(Data provided)
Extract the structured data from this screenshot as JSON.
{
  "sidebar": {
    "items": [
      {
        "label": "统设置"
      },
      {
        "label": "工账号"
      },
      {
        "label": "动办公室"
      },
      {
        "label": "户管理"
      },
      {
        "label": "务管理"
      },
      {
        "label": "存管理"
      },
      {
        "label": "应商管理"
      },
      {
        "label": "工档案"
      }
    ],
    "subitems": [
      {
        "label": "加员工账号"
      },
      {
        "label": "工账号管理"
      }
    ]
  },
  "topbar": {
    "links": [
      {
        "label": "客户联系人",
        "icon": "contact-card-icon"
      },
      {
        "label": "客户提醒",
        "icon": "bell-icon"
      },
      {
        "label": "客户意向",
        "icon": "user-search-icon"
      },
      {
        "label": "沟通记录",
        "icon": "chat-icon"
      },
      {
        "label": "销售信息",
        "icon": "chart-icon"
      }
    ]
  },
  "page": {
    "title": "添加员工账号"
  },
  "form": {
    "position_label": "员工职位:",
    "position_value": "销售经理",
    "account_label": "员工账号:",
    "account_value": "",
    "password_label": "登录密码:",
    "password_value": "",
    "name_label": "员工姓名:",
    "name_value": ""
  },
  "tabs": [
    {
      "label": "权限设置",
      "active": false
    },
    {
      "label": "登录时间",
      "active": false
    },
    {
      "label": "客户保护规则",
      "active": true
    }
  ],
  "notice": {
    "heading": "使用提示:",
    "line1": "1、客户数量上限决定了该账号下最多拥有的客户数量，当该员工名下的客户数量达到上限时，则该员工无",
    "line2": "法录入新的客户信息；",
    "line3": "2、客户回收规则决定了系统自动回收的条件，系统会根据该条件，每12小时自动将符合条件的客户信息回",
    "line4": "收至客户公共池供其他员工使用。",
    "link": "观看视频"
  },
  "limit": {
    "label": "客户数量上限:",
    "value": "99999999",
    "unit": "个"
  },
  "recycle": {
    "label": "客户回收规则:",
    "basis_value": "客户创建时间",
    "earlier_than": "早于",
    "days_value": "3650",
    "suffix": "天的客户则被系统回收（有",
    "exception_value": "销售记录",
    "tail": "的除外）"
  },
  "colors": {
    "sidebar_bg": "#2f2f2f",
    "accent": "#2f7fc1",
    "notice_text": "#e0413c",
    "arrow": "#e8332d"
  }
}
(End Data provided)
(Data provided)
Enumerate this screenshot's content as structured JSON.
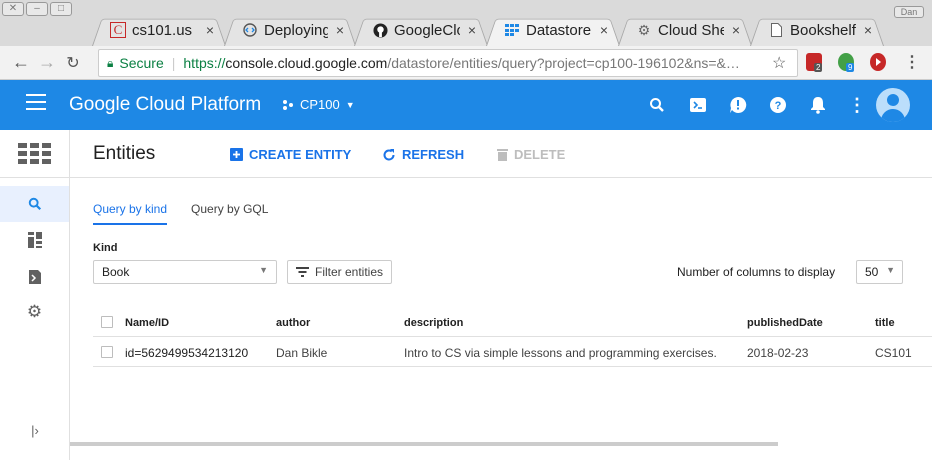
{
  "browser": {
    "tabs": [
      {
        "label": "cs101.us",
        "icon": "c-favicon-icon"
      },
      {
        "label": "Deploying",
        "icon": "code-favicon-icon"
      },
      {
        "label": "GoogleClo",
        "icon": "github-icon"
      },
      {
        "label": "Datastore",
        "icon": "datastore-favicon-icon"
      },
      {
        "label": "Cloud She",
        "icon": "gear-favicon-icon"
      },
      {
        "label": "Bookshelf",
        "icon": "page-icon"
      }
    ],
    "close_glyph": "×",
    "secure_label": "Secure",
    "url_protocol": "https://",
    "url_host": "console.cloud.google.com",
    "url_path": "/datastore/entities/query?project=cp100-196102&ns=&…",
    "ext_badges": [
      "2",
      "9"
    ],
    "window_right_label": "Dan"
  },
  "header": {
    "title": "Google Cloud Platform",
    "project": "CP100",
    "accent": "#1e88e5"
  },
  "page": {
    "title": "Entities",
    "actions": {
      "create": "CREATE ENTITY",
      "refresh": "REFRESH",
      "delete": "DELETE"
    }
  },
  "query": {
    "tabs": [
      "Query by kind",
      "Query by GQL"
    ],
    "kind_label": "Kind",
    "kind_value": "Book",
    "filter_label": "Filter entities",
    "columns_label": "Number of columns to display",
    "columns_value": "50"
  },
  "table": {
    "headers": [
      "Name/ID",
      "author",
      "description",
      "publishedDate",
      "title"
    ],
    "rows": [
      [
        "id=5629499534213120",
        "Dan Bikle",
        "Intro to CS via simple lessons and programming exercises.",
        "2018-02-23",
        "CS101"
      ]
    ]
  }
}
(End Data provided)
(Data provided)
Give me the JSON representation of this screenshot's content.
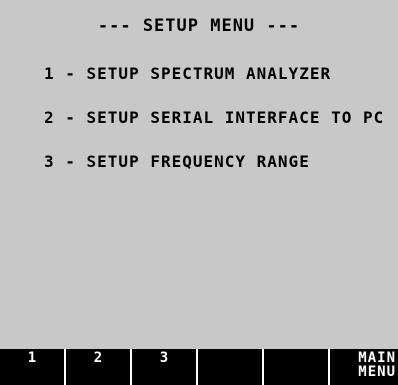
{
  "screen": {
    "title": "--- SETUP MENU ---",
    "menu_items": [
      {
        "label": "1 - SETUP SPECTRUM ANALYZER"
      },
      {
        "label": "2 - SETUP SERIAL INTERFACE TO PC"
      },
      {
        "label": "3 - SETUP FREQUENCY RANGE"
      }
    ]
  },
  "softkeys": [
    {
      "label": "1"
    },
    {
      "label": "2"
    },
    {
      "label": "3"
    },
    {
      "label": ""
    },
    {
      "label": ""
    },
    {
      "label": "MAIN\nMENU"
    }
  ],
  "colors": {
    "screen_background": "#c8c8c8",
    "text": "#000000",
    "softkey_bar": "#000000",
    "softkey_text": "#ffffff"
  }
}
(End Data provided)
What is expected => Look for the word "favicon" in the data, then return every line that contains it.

Response to this task =>
        "icon": "c-favicon-icon"
        "icon": "code-favicon-icon"
        "icon": "datastore-favicon-icon"
        "icon": "gear-favicon-icon"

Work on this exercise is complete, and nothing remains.